William Clay Ford Jr., Ford Motor Co.’s (NYSE: F) executive chair, really runs the company. There have been six chief executive officers over the course of his tenure to prove it. (He was CEO himself from 2001 to 2006.) Ford moved into the role of board chair in January 1999.
In order, Ford’s CEOs under Bill Ford have been Jacques Nasser from January 1, 1999, to 2001; Alan Mulally from September 5, 2006, to July 1, 2014; Mark Fields from July 1, 2014, to May 22, 2017; Jim Hackett from May 22, 2017, until yesterday; and now Jim Farley.
Mulally is the only one of these that Bill Ford and the Ford family miss. The others were pushed out because of what were deemed poor performances. In many ways, the failures really have been Bill Ford’s.
Hackett had a turnaround plan for Ford. He articulated it but never executed. That may be because Ford has started to exit its position as one of the world’s auto manufacturing giants. The only reason for its second-place position, based on market share in the United States, is its flagship F-series pickups. F-series sales in the second quarter were 180,825, out of Ford’s 433,869 total. F-series sales fell 23%, while the U.S. figure dropped 33%.
Ford sales in Europe are small and sit well behind those of Europe-based Volkswagen, PSA, Renault-Nissan, BMW and Daimler. Toyota and Hyundai-Kia also do better than Ford.
China is the world’s largest car market. Ford struggles there as well. Ford and its joint ventures in China sold 567,854 vehicles in China last year, down 26.1% compared to 2018. Ford announced the good news was that, during the fourth quarter, the company delivered 146,473 vehicles, but that is down 14.7% compared to the same period the year before.
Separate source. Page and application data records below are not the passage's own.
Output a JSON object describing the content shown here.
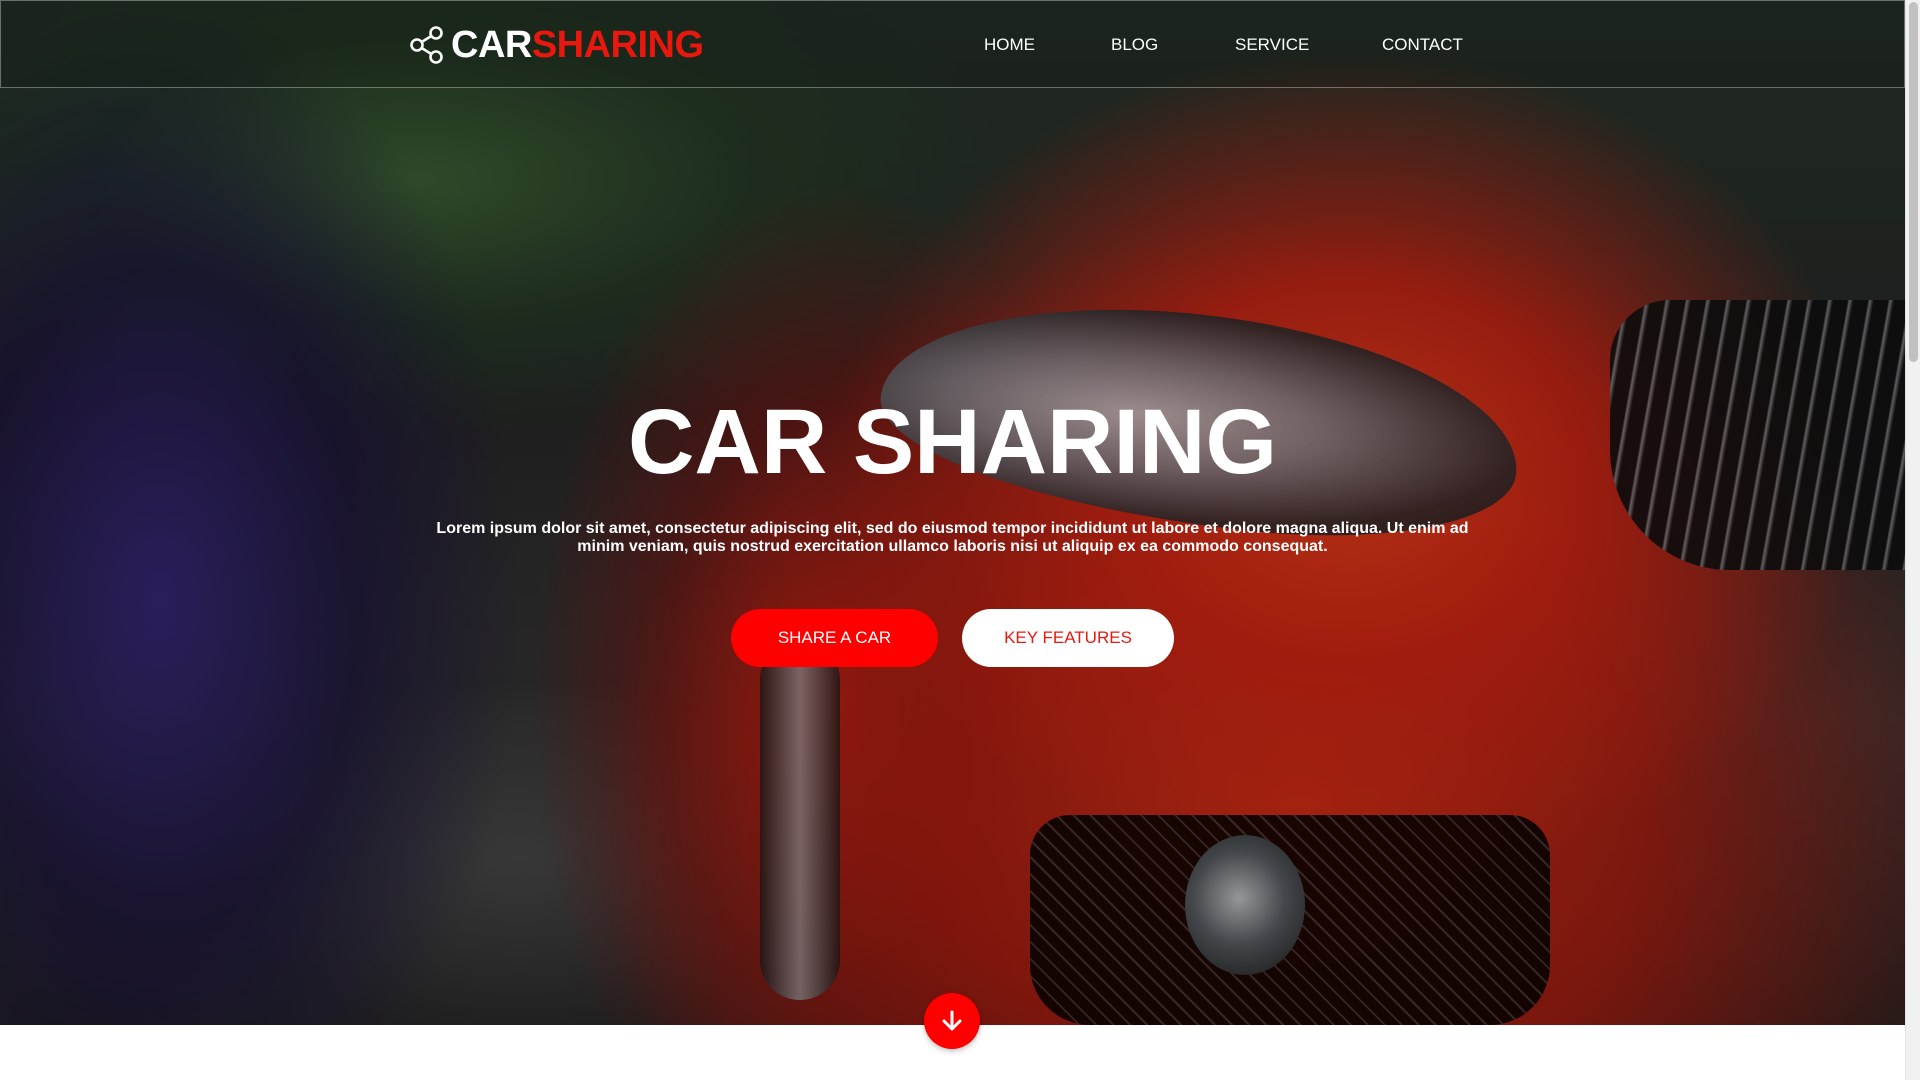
{
  "brand": {
    "logo_part_white": "CAR",
    "logo_part_red": "SHARING",
    "logo_icon": "share-icon"
  },
  "nav": {
    "items": [
      {
        "label": "HOME"
      },
      {
        "label": "BLOG"
      },
      {
        "label": "SERVICE"
      },
      {
        "label": "CONTACT"
      }
    ]
  },
  "hero": {
    "title": "CAR SHARING",
    "subtitle": "Lorem ipsum dolor sit amet, consectetur adipiscing elit, sed do eiusmod tempor incididunt ut labore et dolore magna aliqua. Ut enim ad minim veniam, quis nostrud exercitation ullamco laboris nisi ut aliquip ex ea commodo consequat.",
    "primary_button": "SHARE A CAR",
    "secondary_button": "KEY FEATURES",
    "scroll_icon": "arrow-down-icon"
  },
  "colors": {
    "accent": "#ff0000",
    "brand_red": "#e8180f",
    "text_light": "#ffffff"
  }
}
Ford says it will be a force in electric cars and autonomous vehicles, which most car companies say is the wave of the future. Ford is not a leader in the race and is not expected to be.
Ford has two classes of shares, A shares and B shares. The Ford family has B share ownership and effectively controls the company. The existence of these shares, Ford notes, is to preserve that long-term future of the company. No one can take over Ford and ruin it. The family, instead, owns the shares and has let Ford drop into a steep decline.
The average tenure of a CEO under Bill Ford has been just over three years. This means Farley will make it to 2024, based on the calculation. At the point, Bill Ford will still be running the company.